By Nikol Hasler
From the balcony of my new home, I watched a neighbor water her tiny garden. As a 41-year old single mother who’d once been homeless, I never imagined I might own a condo one day. My roommate came along as my tenant, and we’d been eyeing up the neighbor’s pepper plants.
“Beautiful peppers!”, I called out to her. She smiled and made a gesture toward me, asking, “For you?” She hosed off the peppers and put them on my porch, then said something to her son in Spanish. “She says to tell you to watch out! Sometimes they can be spicy!”
That night I danced in my bright red kitchen and cooked pork chops with a sauce made from the peppers. She was right. They were pretty spicy. I loved them. My soul was soothed at the thought that I was eating a food that had just been on a vine.
An avid pickler, the next morning I grabbed a jar of pickled jalapenos I’d jarred a few months before. I scrubbed the jar and rubbed it down with alcohol, then wrote a thank you note. I donned my mask and gloves and knocked on her door. Her husband looked suspicious as I stood far away on the sidewalk, gesturing to the jar.
Later that day, she saw me on the balcony. “Thank you for the gift!”, she said, then gestured to herself, “Cristina!” She gestured to her family, telling me all of their names. I said, “I’m Nikol.”
It was a small, but important moment in my life right now. So much has happened in the past few months that at times I feel like getting out of bed is an impossible task.
My father died at the beginning of March. We had to do a Zoom meeting for his memorial. I moved, which is always a stressful transition. My entire office started working from home. I cannot hug my three children in person; only visiting with them using Facetime.
Yet, a lot of beautiful things are happening as well. I am distance-meeting my new neighbors with waves of hello and “How are yous” and “Stay safes”. The family across from me gathers nightly in their kitchen, and sometimes I watch them and smile. Then I remember they can see me watching them and I try not to seem like that kind of neighbor. Maybe I should hold up a sign that says, “I am just appreciating seeing you communing, eating, laughing with each other.”
I love to cook. Most “normal” weeknights I get home and I’m too wiped out to do anything complicated. Right now I find myself using a lifetime of the skills I learned when my kids were growing up to use the things I have in my pantry to create beautiful meals.
I’ve started trading needed items with my friends. We list what we have and what we need and arrange trade times. When we meet, we stay over 6 feet apart. “Here’s your bag of oranges and one packet of yeast.” “And here’s your half-dozen eggs and paper towels.” “Love you!”
I use Instacart to order things I can’t get from friends. I know a lot of people are having trouble placing orders with them, but I wake up every day and look for open delivery times until I finally get one. My roommate looks shocked when things arrive. How did I do that? I’m going to let him continue to believe that I’m some sort of wizard at this stuff.
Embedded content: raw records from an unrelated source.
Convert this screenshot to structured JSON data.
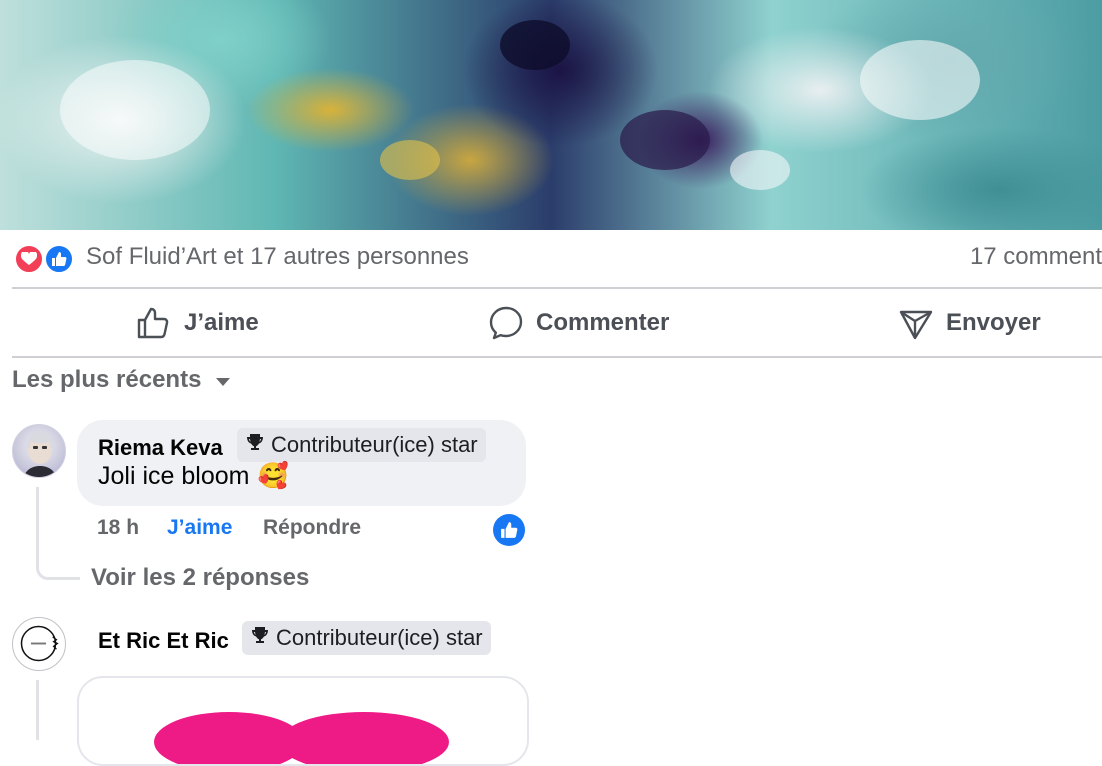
{
  "post": {
    "reactions_summary": "Sof Fluid’Art et 17 autres personnes",
    "comments_count": "17 comment",
    "colors": {
      "love": "#f33e58",
      "like": "#1877f2"
    }
  },
  "actions": {
    "like_label": "J’aime",
    "comment_label": "Commenter",
    "send_label": "Envoyer"
  },
  "sort": {
    "label": "Les plus récents"
  },
  "comments": [
    {
      "author": "Riema Keva",
      "badge": "Contributeur(ice) star",
      "text": "Joli ice bloom",
      "emoji": "🥰",
      "time": "18 h",
      "like_label": "J’aime",
      "reply_label": "Répondre",
      "view_replies": "Voir les 2 réponses"
    },
    {
      "author": "Et Ric Et Ric",
      "badge": "Contributeur(ice) star"
    }
  ],
  "icons": {
    "badge": "trophy-icon",
    "sort": "caret-down-icon",
    "like": "thumbs-up-icon",
    "comment": "comment-bubble-icon",
    "send": "send-icon"
  }
}
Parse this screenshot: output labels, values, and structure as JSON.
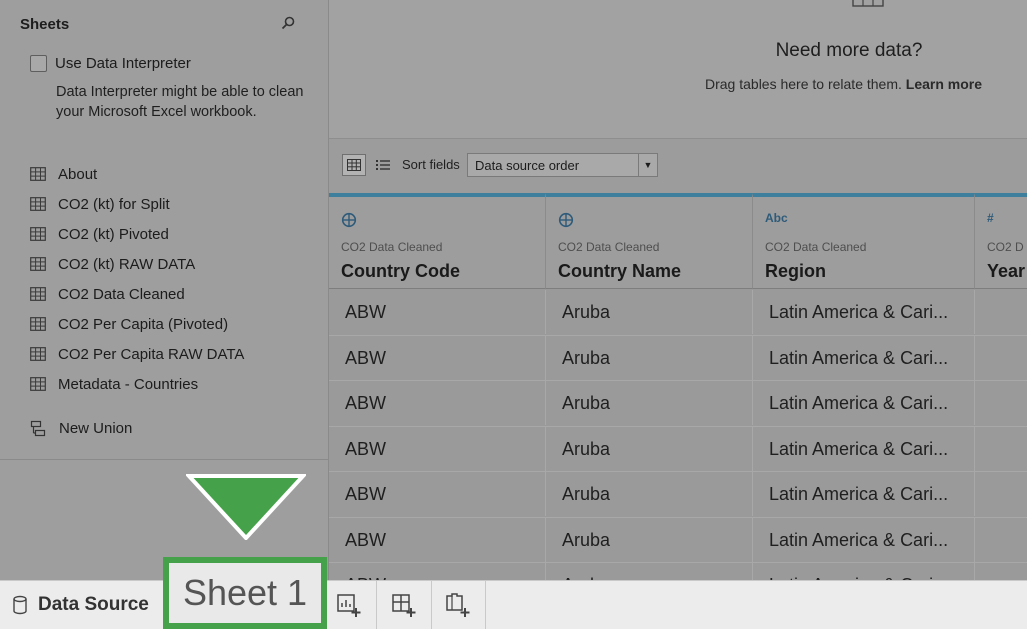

I also have so much time to sit with my thoughts, which in the past I have actively avoided. I don’t need my brian being set free all willy-nilly, gnawing at me with sadness and anxiety. Instead, I have found myself sitting with thoughts about simple things, like different trees or plants. A fig before it becomes a fig is a beautiful flower. And then it gets to become a tool that nourishes.
And then there are the strangers. I go for walks through mostly empty streets, seeing the occasional other human. A wave to say, “I see you and I know you’re afraid. I am, too, but we’ll get through this.” In the event that we must leave the house and drive anywhere, I look at the other people sitting in their vehicles with their masks. A nod of acknowledgement and thankfulness that they have the respect to wear a mask.
I know that my experience has been much easier than it has been for others. I think of those who lost their jobs, those who have children at home, those who live alone, those who live together in small spaces, those who have no home at all. I anguish over their struggles and fear for what will come of this for them.
I also think that if what I am seeing immediately around me is any indication of what’s to come, we will work together in our communities to help those who are suffering once we come out the other side of this.
This time in my life will be retained in my bones forever. This will be the time I learned my own vast capabilities and was accepting and open about my limitations. And, yes, this will be the time I watched too much tv and drank too much wine. I think I’ll leave that part out of my memories.
I have watched my city handle itself beautifully through a crisis, both in the way the government is protecting us, and in the way we’re showing love for each other. I have never been more proud to be an Angelino.